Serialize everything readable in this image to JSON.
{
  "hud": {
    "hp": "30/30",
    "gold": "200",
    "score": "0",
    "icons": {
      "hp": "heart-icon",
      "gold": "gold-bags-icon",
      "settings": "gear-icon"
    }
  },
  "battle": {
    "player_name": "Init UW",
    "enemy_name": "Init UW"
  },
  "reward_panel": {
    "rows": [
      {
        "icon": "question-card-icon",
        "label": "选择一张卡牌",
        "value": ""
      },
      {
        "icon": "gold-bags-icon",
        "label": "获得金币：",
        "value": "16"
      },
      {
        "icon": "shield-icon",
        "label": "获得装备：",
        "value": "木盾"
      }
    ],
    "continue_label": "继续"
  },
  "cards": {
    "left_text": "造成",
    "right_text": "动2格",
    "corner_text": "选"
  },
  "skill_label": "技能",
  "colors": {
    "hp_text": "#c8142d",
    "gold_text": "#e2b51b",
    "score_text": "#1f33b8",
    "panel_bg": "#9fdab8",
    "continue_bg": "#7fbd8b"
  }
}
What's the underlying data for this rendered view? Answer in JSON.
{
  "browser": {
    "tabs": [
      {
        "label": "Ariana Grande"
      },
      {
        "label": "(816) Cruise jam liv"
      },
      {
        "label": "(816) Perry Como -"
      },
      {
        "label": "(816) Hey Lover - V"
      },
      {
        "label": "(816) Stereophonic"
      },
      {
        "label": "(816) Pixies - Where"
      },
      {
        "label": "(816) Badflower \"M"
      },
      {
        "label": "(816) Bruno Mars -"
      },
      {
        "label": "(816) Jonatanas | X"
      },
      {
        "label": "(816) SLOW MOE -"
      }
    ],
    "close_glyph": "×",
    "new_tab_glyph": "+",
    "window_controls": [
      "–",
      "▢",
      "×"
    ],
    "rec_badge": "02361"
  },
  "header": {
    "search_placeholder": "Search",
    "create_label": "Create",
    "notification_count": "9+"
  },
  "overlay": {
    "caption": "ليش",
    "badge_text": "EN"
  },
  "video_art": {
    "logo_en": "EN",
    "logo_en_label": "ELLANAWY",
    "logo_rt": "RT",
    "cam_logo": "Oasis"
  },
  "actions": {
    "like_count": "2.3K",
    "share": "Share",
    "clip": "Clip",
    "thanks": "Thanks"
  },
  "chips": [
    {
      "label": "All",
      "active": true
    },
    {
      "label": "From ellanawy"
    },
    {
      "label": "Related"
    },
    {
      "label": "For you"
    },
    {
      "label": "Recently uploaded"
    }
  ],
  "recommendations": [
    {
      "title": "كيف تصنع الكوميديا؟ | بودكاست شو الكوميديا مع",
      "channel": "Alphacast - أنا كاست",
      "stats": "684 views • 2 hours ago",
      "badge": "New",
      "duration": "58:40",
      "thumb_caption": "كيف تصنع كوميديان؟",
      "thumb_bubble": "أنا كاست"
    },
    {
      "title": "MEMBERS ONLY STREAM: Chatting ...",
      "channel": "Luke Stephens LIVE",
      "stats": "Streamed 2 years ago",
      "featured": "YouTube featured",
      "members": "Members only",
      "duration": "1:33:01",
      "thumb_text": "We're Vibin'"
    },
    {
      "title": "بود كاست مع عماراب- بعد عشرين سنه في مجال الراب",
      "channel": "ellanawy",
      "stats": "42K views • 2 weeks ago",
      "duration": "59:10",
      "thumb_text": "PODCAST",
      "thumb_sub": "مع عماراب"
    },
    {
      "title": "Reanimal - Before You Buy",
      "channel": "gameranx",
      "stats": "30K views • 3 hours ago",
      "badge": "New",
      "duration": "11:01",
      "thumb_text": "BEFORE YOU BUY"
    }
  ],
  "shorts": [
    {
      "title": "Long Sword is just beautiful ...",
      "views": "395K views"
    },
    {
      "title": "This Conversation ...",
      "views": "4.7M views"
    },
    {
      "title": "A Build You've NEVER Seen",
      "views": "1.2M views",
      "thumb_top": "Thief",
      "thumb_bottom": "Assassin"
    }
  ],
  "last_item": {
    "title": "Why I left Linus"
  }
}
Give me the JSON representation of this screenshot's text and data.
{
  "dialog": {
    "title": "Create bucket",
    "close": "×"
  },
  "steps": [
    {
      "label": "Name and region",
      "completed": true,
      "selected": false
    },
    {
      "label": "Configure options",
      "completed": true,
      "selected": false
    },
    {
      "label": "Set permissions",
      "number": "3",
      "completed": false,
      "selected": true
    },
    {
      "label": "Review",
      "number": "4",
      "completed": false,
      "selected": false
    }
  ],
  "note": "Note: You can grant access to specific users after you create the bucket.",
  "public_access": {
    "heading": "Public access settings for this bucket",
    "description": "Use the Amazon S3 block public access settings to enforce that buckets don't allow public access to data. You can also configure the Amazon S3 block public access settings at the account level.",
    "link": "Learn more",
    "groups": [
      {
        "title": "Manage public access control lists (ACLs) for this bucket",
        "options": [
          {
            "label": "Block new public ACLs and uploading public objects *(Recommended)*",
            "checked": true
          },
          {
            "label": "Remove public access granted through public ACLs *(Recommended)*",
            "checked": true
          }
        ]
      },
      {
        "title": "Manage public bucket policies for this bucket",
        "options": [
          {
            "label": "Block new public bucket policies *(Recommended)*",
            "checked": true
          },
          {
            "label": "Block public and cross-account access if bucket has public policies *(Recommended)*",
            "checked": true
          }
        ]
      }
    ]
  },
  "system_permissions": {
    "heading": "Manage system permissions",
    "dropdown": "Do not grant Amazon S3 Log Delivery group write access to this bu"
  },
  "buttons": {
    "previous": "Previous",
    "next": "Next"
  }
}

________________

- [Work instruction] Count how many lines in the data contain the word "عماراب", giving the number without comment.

- [Result of the task] 2